--- Task prompt ---
Go through the data below and copy each line that includes "安徽省应急管理厅党委委员".

--- Data excerpts ---
.....

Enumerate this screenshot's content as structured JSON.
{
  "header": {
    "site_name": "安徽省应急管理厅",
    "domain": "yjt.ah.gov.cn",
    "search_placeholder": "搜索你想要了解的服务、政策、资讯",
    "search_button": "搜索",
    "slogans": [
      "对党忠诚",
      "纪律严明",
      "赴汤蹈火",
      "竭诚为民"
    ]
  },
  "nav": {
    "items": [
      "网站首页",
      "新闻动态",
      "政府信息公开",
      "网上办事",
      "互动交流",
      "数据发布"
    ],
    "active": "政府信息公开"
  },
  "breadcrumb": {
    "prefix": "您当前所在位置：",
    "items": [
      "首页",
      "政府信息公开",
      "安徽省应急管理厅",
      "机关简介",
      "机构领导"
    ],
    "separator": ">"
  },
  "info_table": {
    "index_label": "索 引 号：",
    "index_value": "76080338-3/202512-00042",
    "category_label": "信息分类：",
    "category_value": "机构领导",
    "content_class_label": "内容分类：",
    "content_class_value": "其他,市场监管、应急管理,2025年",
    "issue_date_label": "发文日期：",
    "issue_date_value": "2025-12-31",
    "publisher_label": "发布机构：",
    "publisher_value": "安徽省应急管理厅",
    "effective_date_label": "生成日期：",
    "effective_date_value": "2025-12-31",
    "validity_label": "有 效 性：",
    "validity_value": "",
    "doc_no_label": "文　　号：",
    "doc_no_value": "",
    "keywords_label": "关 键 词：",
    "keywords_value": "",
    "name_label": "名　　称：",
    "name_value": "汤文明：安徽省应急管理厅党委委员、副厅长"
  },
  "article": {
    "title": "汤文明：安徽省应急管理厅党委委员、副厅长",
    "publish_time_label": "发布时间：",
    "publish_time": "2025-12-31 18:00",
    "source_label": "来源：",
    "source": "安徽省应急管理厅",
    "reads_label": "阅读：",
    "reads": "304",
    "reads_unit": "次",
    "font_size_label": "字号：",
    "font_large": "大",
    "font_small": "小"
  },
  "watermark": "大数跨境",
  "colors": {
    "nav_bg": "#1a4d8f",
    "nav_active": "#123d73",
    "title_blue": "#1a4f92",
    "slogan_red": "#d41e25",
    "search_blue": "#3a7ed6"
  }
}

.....

--- Answer ---
    "name_value": "汤文明：安徽省应急管理厅党委委员、副厅长"
    "title": "汤文明：安徽省应急管理厅党委委员、副厅长",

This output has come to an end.